Independent assortment example
Connection for Advanced Placement® Courses Mendel suggested that genes are inherited as pairs of alleles that act in a dominant and recessive fashion, as previously defined. Alleles segregate, or differentiate, during meiosis, so that each gamete has an equal chance of receiving one of the two alleles present in the diploid individual. This phenomenon is known as the law of segregation, and it can be seen in a monohybrid cross. Furthermore, genes borne on various chromosomes sort into gametes in different ways. Mendel’s rule of independent assortment is what it’s all about. A dihybrid cross involving two different traits on different chromosomes will illustrate this rule. Punnett squares can be used to predict offspring genotypes and phenotypes when only one or two genes are involved.
During meiosis, chromosomes sort separately into gametes, but Mendel’s rule of individual assortment applies to genes rather than chromosomes. Single chromosomes in humans can contain over 1,000 genes. Related genes are genes that are close together on the same chromosome. Unless recombination happens, alleles from genes that are similar together on the same chromosome appear to be inherited together. As a consequence, offspring ratios that defy Mendel’s law of independent assortment are generated. Genes on the same chromosome that are far apart are likely to assort separately. The probabilistic rules will help figure this out—pun intended. During gamete formation, alleles of different genes assort independently of one another, according to the rule.
Mendel’s law of segregation states that
Despite Gregor Mendel’s groundbreaking work on inheritance patterns, the scientific community ignored or rejected his 1866 publication Experiments on Plant Hybridization for nearly 35 years. Its rigor and implications for scientific understanding of inheritance, breeding, evolution, and cell biology were overlooked. Hugo de Vries, Carl Correns, and Erich Tschermak von Seysenegg rediscovered Mendel’s work in 1900, and independently popularized and expanded the findings.
The law of independent assortment states that

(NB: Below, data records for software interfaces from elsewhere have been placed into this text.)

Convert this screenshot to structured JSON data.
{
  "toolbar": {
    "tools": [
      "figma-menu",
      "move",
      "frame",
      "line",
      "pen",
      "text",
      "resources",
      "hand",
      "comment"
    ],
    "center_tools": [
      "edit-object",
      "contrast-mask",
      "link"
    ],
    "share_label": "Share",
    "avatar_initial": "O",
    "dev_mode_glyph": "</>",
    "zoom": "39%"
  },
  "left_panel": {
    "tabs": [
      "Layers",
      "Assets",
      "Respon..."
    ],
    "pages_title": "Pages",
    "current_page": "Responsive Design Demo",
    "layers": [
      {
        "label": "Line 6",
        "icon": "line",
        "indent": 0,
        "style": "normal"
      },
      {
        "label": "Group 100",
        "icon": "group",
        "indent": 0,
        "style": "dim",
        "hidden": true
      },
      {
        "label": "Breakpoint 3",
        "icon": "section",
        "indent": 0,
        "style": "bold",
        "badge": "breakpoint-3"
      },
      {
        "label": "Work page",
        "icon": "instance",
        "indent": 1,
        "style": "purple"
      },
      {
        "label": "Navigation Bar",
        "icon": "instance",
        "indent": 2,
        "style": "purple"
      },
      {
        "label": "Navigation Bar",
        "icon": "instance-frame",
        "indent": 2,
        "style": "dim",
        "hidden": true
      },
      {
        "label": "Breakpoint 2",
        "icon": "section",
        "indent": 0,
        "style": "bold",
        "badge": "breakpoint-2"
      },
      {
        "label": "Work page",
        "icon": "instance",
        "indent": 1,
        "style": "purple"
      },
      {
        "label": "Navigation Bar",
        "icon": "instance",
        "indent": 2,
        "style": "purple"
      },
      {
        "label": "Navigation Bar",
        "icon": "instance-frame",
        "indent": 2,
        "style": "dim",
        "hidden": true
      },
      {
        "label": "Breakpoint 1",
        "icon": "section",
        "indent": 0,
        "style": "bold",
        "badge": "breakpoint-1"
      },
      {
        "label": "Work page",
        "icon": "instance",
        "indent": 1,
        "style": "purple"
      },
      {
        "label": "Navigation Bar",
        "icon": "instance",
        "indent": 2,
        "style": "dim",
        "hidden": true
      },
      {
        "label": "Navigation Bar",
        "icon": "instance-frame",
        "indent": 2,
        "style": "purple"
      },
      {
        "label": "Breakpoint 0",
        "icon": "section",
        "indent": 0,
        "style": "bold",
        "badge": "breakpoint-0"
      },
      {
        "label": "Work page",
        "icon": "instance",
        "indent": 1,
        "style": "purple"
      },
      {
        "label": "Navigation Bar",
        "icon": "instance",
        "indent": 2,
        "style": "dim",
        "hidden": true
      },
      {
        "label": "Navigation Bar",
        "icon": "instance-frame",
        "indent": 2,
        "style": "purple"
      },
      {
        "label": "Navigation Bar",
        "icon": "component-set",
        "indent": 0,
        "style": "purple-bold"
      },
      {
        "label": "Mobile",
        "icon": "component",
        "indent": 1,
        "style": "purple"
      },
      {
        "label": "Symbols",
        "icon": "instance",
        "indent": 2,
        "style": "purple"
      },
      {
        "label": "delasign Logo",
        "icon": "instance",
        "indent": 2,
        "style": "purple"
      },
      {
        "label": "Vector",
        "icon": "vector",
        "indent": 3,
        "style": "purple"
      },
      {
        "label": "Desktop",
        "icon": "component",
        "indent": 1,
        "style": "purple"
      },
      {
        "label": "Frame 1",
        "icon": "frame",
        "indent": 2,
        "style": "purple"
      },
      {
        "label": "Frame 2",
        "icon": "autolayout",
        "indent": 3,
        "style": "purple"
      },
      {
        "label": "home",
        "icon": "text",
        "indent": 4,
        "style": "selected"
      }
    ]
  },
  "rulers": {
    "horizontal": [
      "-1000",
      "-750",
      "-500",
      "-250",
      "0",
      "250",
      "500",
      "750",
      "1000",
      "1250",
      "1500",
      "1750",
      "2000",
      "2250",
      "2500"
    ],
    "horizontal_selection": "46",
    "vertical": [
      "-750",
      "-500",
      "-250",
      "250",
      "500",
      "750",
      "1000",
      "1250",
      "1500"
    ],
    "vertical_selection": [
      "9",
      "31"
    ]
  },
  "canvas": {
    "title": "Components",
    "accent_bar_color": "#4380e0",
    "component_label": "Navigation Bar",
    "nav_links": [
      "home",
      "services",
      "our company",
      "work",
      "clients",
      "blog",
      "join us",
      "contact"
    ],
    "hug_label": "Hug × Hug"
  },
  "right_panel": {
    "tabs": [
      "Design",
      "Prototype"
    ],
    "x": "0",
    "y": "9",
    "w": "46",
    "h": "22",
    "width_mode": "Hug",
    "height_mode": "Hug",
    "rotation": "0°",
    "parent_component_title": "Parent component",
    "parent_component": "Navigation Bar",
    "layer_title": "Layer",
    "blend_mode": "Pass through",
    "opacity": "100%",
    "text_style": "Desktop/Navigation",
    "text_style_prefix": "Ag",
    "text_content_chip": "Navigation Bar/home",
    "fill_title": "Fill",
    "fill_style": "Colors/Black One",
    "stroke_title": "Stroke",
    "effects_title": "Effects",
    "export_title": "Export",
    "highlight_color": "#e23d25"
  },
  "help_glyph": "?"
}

When Thomas Hunt Morgan crossed his red-eyed F1 generation flies with each other, the result was an F2 generation with both red and white eyes. Surprisingly, the white-eyed flies were all male. What was the reason for this outcome?
Mendel’s models of inheritance do not always illustrate inheritance patterns. Select the option that displays the chromosome number of the four resulting gametes in relation to the usual haploid number (n) if a pair of homologous chromosomes fails to separate during meiosis I.
The recombination frequencies for four different related Drosophila genes were calculated in a series of mapping experiments, as shown in the figure above. On a chromosome map, what is the order of these genes?
On the planet Pandora, a plantlike organism can have three recessive genetic traits: bluish leaves (allele (a) of gene A), feathered stem (allele (b) of gene B), and hollow roots (allele (c) of gene C). The three genes are linked together and recombine in the following way:
When does independent assortment occur
genotypic combinations that are most likely We find a phenotypic ratio of 9 round–yellow:3 round–green:3 wrinkled–yellow:1 wrinkled–green based on these genotypes (Figure 8.10). These are the offspring ratios we’d anticipate if the crosses were done with a 34471. Second title the title Automated numbering Before the subject, force a page break. This behavior is irreversible. Select a deleting operation. This page should be left blank. This page and its subpages should be removed. The content isn’t in sync. To proceed, you must reload the tab. Form of new page Theme of the Book Interactive Learning Content